His Name Is Nobody (1979)

Directed by
Worth a watch
Reviewed by Simon on 2006-02-14

Lau Kar-Wing plays "Nobody", an orphan who grows up stealing food to survive, learning some meagre skills as a con artist. When he meets a true master con artist (Dean Shek), he begs to become a pupil and learn some tricky kung fu. The pair are later separated, and Nobody finds another master (Leung Kar-Yan) to learn more deadly skills.

The plot for the film is thread-bare, riffing on the conventions of the kung fu comedy and to a degree subverting/deconstructing them. The master/pupil relationships seen in films like Drunken Master are explored in some different ways, and the rationale behind the desire to learn ultimate kung fu or to risk life and limb for vengeance are presented in a more thoughtful way, and/or poked for fun (my favourite moment of the film is Leung Kar-Yan scornfully telling Nobody his "Drunken Snake Fist" is "so outdated" :p).

Lau Kar-Wing has always been a likeable chap and his kung fu skills are beyond question, but he has mostly been in supporting or background roles or behind the camera.
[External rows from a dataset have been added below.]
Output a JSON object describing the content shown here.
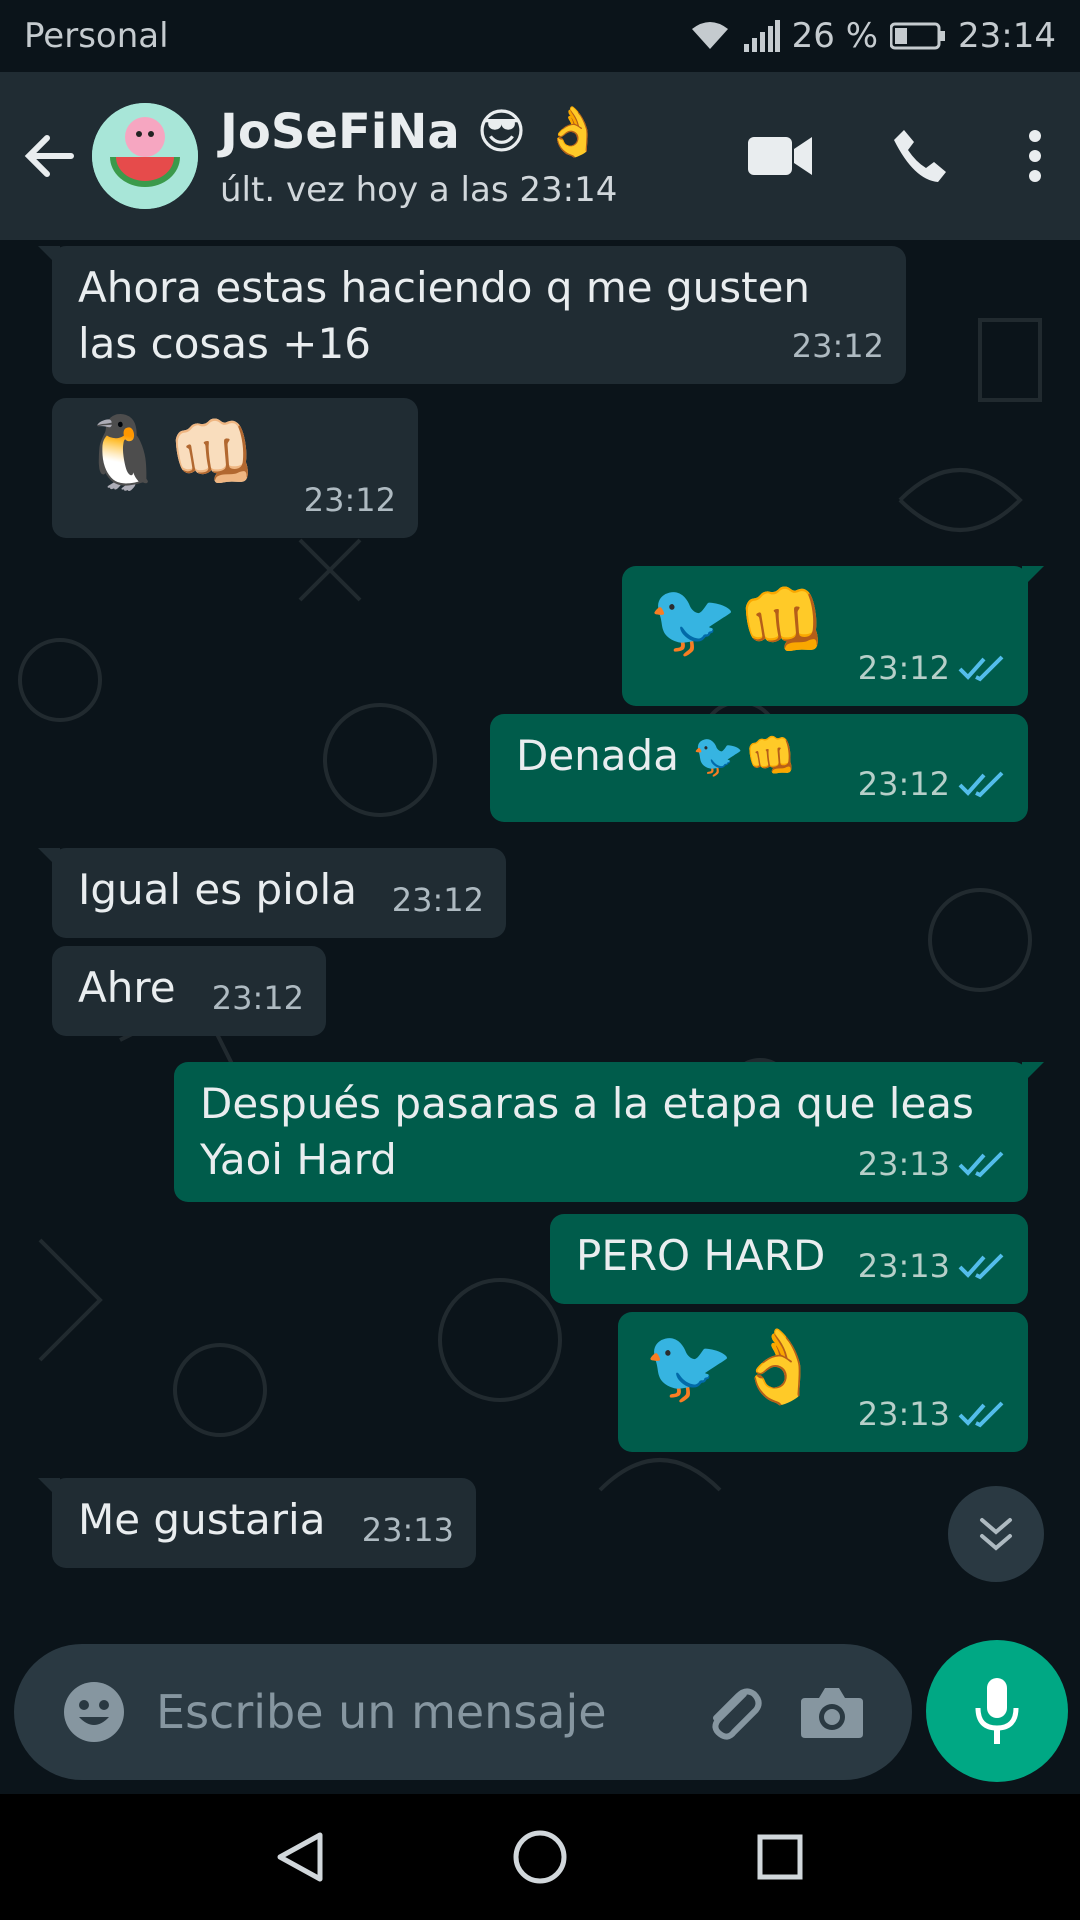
{
  "status_bar": {
    "carrier": "Personal",
    "battery": "26 %",
    "time": "23:14"
  },
  "header": {
    "contact_name": "JoSeFiNa 😎 👌",
    "last_seen": "últ. vez hoy a las 23:14"
  },
  "messages": [
    {
      "dir": "in",
      "text": "Ahora estas haciendo q me gusten las cosas +16",
      "time": "23:12"
    },
    {
      "dir": "in",
      "text": "🐧👊🏻",
      "time": "23:12"
    },
    {
      "dir": "out",
      "text": "🐦👊",
      "time": "23:12",
      "read": true
    },
    {
      "dir": "out",
      "text": "Denada 🐦👊",
      "time": "23:12",
      "read": true
    },
    {
      "dir": "in",
      "text": "Igual es piola",
      "time": "23:12"
    },
    {
      "dir": "in",
      "text": "Ahre",
      "time": "23:12"
    },
    {
      "dir": "out",
      "text": "Después pasaras a la etapa que leas Yaoi Hard",
      "time": "23:13",
      "read": true
    },
    {
      "dir": "out",
      "text": "PERO HARD",
      "time": "23:13",
      "read": true
    },
    {
      "dir": "out",
      "text": "🐦👌",
      "time": "23:13",
      "read": true
    },
    {
      "dir": "in",
      "text": "Me gustaria",
      "time": "23:13"
    }
  ],
  "composer": {
    "placeholder": "Escribe un mensaje"
  },
  "colors": {
    "background": "#0b141a",
    "header": "#202c33",
    "incoming": "#202c33",
    "outgoing": "#005c4b",
    "accent": "#00a884",
    "read_ticks": "#53bdeb"
  }
}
It's nice to see him in a lead role, and HNIN is a good showcase for him. He also served as the film's action choreographer, and there's some quite inventive stuff. The film takes a more practical approach to martial arts than most period pieces, with Leung Kar-Yan telling his pupil "use anything as a weapon", and the advice being absorbed - chairs, tables, benches, poles etc are grabbed, thrown and smashed in the pursuit of damage... anticipating the style of action that became popular in the 80's to a degree. The choreography isn't great though, and certainly nowhere near as impressive as the weapons work in ODD COUPLE.
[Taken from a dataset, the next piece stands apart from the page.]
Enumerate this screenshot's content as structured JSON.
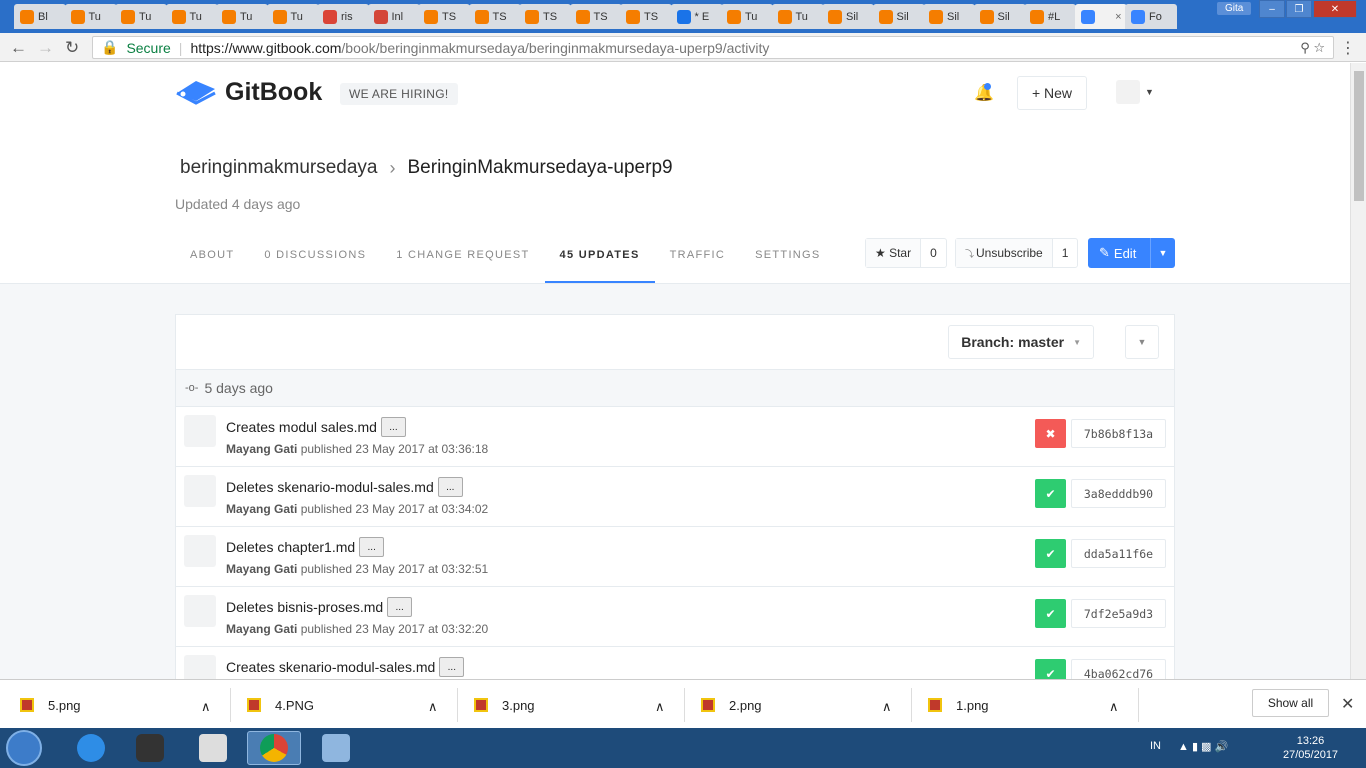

The film is a fairly entertaining indie kung-fu film, which satisfies in most respects but excels in few. Worth a watch for genre fans, but not one of the era's classics.